» Task details
Exactly reproduce each of the entries shown below.

» Records

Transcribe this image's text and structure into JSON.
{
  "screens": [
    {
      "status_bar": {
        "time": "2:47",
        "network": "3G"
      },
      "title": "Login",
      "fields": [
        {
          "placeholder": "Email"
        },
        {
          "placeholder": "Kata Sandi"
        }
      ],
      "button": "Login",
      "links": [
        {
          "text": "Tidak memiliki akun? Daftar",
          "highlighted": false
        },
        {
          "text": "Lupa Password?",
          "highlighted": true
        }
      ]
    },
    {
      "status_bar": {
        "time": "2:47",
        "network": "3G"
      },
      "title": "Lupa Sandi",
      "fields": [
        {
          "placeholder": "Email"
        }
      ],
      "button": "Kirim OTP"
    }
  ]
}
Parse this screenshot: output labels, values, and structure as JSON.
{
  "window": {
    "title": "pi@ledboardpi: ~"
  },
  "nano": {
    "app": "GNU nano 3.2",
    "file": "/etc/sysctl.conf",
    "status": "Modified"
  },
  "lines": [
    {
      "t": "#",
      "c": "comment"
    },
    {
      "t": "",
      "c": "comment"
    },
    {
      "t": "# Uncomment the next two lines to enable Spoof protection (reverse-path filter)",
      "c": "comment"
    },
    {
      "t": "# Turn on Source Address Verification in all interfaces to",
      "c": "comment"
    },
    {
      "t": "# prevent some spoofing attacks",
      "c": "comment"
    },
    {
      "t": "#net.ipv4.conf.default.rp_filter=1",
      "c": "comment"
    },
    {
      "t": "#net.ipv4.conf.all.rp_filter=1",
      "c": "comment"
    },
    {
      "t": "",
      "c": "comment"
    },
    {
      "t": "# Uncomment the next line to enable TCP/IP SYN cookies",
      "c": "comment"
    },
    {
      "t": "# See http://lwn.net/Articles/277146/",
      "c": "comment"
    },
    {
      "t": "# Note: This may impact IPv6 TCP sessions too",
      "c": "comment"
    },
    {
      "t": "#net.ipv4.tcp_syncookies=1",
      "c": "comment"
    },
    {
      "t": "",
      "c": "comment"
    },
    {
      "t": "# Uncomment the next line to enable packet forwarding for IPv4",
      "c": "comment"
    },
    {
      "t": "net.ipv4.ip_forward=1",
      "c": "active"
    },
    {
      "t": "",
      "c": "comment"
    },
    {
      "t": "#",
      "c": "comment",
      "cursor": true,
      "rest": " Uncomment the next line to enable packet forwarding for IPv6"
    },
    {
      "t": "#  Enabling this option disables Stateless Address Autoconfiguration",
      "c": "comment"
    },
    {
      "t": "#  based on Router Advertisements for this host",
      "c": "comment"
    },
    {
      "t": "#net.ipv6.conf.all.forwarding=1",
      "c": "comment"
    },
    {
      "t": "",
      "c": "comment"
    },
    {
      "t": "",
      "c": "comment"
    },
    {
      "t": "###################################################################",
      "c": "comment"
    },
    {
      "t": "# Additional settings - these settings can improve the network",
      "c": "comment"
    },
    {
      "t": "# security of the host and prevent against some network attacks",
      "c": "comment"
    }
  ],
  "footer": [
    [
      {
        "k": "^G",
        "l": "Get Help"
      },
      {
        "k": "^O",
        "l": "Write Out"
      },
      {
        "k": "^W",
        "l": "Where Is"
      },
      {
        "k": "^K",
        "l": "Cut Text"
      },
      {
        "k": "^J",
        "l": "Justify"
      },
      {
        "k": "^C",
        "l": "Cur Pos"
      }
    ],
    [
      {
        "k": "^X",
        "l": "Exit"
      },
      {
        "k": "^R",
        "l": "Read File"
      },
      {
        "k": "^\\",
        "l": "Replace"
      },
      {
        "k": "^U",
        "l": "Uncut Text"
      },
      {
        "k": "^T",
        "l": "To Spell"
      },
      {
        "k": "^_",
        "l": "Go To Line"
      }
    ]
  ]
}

» Result for this task
Transcribe this image's text and structure into JSON.
{
  "screens": [
    {
      "status_bar": {
        "time": "2:47",
        "network": "3G"
      },
      "title": "Login",
      "fields": [
        {
          "placeholder": "Email"
        },
        {
          "placeholder": "Kata Sandi"
        }
      ],
      "button": "Login",
      "links": [
        {
          "text": "Tidak memiliki akun? Daftar",
          "highlighted": false
        },
        {
          "text": "Lupa Password?",
          "highlighted": true
        }
      ]
    },
    {
      "status_bar": {
        "time": "2:47",
        "network": "3G"
      },
      "title": "Lupa Sandi",
      "fields": [
        {
          "placeholder": "Email"
        }
      ],
      "button": "Kirim OTP"
    }
  ]
}
Parse this screenshot: output labels, values, and structure as JSON.
{
  "window": {
    "title": "pi@ledboardpi: ~"
  },
  "nano": {
    "app": "GNU nano 3.2",
    "file": "/etc/sysctl.conf",
    "status": "Modified"
  },
  "lines": [
    {
      "t": "#",
      "c": "comment"
    },
    {
      "t": "",
      "c": "comment"
    },
    {
      "t": "# Uncomment the next two lines to enable Spoof protection (reverse-path filter)",
      "c": "comment"
    },
    {
      "t": "# Turn on Source Address Verification in all interfaces to",
      "c": "comment"
    },
    {
      "t": "# prevent some spoofing attacks",
      "c": "comment"
    },
    {
      "t": "#net.ipv4.conf.default.rp_filter=1",
      "c": "comment"
    },
    {
      "t": "#net.ipv4.conf.all.rp_filter=1",
      "c": "comment"
    },
    {
      "t": "",
      "c": "comment"
    },
    {
      "t": "# Uncomment the next line to enable TCP/IP SYN cookies",
      "c": "comment"
    },
    {
      "t": "# See http://lwn.net/Articles/277146/",
      "c": "comment"
    },
    {
      "t": "# Note: This may impact IPv6 TCP sessions too",
      "c": "comment"
    },
    {
      "t": "#net.ipv4.tcp_syncookies=1",
      "c": "comment"
    },
    {
      "t": "",
      "c": "comment"
    },
    {
      "t": "# Uncomment the next line to enable packet forwarding for IPv4",
      "c": "comment"
    },
    {
      "t": "net.ipv4.ip_forward=1",
      "c": "active"
    },
    {
      "t": "",
      "c": "comment"
    },
    {
      "t": "#",
      "c": "comment",
      "cursor": true,
      "rest": " Uncomment the next line to enable packet forwarding for IPv6"
    },
    {
      "t": "#  Enabling this option disables Stateless Address Autoconfiguration",
      "c": "comment"
    },
    {
      "t": "#  based on Router Advertisements for this host",
      "c": "comment"
    },
    {
      "t": "#net.ipv6.conf.all.forwarding=1",
      "c": "comment"
    },
    {
      "t": "",
      "c": "comment"
    },
    {
      "t": "",
      "c": "comment"
    },
    {
      "t": "###################################################################",
      "c": "comment"
    },
    {
      "t": "# Additional settings - these settings can improve the network",
      "c": "comment"
    },
    {
      "t": "# security of the host and prevent against some network attacks",
      "c": "comment"
    }
  ],
  "footer": [
    [
      {
        "k": "^G",
        "l": "Get Help"
      },
      {
        "k": "^O",
        "l": "Write Out"
      },
      {
        "k": "^W",
        "l": "Where Is"
      },
      {
        "k": "^K",
        "l": "Cut Text"
      },
      {
        "k": "^J",
        "l": "Justify"
      },
      {
        "k": "^C",
        "l": "Cur Pos"
      }
    ],
    [
      {
        "k": "^X",
        "l": "Exit"
      },
      {
        "k": "^R",
        "l": "Read File"
      },
      {
        "k": "^\\",
        "l": "Replace"
      },
      {
        "k": "^U",
        "l": "Uncut Text"
      },
      {
        "k": "^T",
        "l": "To Spell"
      },
      {
        "k": "^_",
        "l": "Go To Line"
      }
    ]
  ]
}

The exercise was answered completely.